LORD’S DAY 49
- What is the fourth petition?
“Give us this day our daily bread;” that is, be pleased to provide for all our bodily need,1 so that we may thereby acknowledge that You are the only fountain of all good,2 and that without Your blessing neither our care and labor, nor Your gifts, can profit us;3 that we may therefore withdraw our trust from all creatures and place it in You alone.4
 Ps. 104:27–28; 145:15–16; Matt. 6:25–26.  Acts 14:17; 17:27–28.  1 Cor. 15:58; Deut. 8:3; Ps. 37:3–7, 16–17.  Ps. 55:22; 62:10; *Ps. 127:1–2; *Jer. 17:5, 7; *Ps. 146:2–3.
Acknowledging our Dependence
Ours is not a religion of empty ritual or of manipulating or controlling divine powers. So why do we pray for our food? Why do we ask God to provide our daily bread and give thanks to Him when He does? After all, the unbelievers seem to eat just fine, often better than believers do.
Many passages in Scripture, some of them listed as the proof texts for question 125 (such as Psalm 104:27-28) teach us that it is God that provides food for every living thing including humans. It is absolute madness for us to suppose that we can provide for ourselves. Many think they do, but when they examine a bit closer they will see the folly of it. The farmer who grows food did not cause the sun to come up in the morning or the rain to fall. He did not invent photosynthesis. The farmer did not even invent farming; the most innovative farmer will at best just add a tiny bit of knowledge to the storehouse of best practices developed before him. All the best food in the world will do us no good if our mouths cannot chew it and our stomachs cannot digest it and our cells cannot absorb it, none of which processes were designed by the wisdom of man. We could go on in this vein for some time, and repeat it for any trade we find ourselves in. It is as if a man were led into a large room with a huge and insanely complex machine in it, with gears and pulleys and belts all in an incomprehensible order, with a lever and a large sign next to it saying “pull for food,” which he pulls and food drops out, and then the man congratulates himself for his industry and genius for diligently pulling that handle.
So we work hard at what is put in front of us to do, but we do so out of thankfulness to God and a desire to become what He has purposed for us to be, not because we are possessed of some illusion that we can control our own fates or provide for ourselves the things we need out of our own strength or character. When we pray, “Give us this day our daily bread,” we recognize and acknowledge that vital fact.
This acknowledgement brings with it several benefits, the main and overarching one of which is taught to us in the last phrase of question 125. That benefit is trust. Faith, which is just trusting what God has told us, is the main thing, and we are called to learn to have faith in God for everything, not just what happens to me when I die but what happens to my body when I eat food, when I drink water, when I go to sleep. It is only by God’s ordination that I will get any of these things in the first place, let alone benefit physically from them. There is no real separation between faith in God to provide for me physically and faith in God to redeem me eternally, for the same God that promised to do the one promised the other as well. Faith just means trusting God, believing what He says He will do.
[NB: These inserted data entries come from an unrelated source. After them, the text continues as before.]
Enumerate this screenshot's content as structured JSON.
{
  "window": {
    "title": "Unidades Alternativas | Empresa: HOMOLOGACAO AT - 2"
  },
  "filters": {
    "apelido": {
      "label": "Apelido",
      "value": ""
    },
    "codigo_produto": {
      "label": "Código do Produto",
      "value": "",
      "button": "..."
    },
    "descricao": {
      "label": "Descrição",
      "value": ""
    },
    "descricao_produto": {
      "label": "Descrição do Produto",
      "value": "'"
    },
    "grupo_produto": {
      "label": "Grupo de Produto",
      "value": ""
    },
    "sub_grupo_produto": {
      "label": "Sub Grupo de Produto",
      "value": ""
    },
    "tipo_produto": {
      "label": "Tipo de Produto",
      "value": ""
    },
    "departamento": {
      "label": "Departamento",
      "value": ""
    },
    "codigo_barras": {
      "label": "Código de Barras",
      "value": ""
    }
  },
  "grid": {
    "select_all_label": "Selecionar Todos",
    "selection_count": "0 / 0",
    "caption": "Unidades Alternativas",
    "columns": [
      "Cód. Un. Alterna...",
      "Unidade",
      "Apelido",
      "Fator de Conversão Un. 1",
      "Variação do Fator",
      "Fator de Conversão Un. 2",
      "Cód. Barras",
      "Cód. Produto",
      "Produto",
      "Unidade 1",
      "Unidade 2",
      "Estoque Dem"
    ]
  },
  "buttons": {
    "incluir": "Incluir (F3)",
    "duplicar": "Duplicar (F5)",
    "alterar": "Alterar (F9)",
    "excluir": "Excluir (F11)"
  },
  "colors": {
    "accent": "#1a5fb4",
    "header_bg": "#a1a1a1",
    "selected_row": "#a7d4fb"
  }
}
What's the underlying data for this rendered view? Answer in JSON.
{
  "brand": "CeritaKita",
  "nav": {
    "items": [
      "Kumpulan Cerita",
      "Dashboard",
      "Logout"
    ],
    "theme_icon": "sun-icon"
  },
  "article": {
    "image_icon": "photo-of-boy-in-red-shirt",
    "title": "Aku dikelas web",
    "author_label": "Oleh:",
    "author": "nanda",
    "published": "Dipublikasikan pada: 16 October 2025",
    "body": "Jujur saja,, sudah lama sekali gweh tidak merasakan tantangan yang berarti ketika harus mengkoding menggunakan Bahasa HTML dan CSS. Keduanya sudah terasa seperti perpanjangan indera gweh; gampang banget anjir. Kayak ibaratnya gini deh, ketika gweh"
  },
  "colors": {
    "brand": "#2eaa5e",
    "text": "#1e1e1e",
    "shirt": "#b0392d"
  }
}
God made our bodies as well as our souls, and we are designed to be bodies as well as souls. Jesus tells us in Luke 12:22-32 that we should not worry about food or drink, not (as many religions, especially those of the Eastern mystical variety, might tell us) because those things are unimportant but because our heavenly Father, who loves us and created us, knows that we need them and will provide them for us. Laziness and complacency is ruled out as well, for Jesus concludes that section of Luke by exhorting us to “seek first the kingdom of God, and all these things shall be added unto you.” The wrong interpretation of this is that we should therefore not work at jobs or try to take care of our bodies, and instead spend all our days in religious contemplation on top of a mountain somewhere. That would contradict a lot of the rest of the Scriptures. Rightly interpreted, it means that when we work at our jobs or exercise or watch our diet, what we really should be doing in each of those cases is seeking the kingdom of God, seeking the internal rule of God to govern our lives and to become what God wills for us to be.
God certainly could supernaturally drop food down into our refrigerators. He fed Elijah by ravens that brought him bread and meat by the brook Cherith, but that is not His normal way of operating. Normally He feeds us through that great machine called nature and civilization that He designed and made, and He has a reason for that, for He created us to be in dominion over these things. By feeding us through the natural processes of the world He has made, He trains us and makes us what He wills for us to be. So when we work at the work God gives us, what we really should be seeking is the Kingdom of God and His righteousness, and trusting that God will feed us and provide for us as He promised. He is indeed faithful, and so we pray to Him to give us our daily bread along with all our bodily needs, in full knowledge that He has done so and is doing so already. Praying for our daily bread does not get us more food than those who do not pray, but it does train us in wisdom and faith, far more valuable than any material blessing.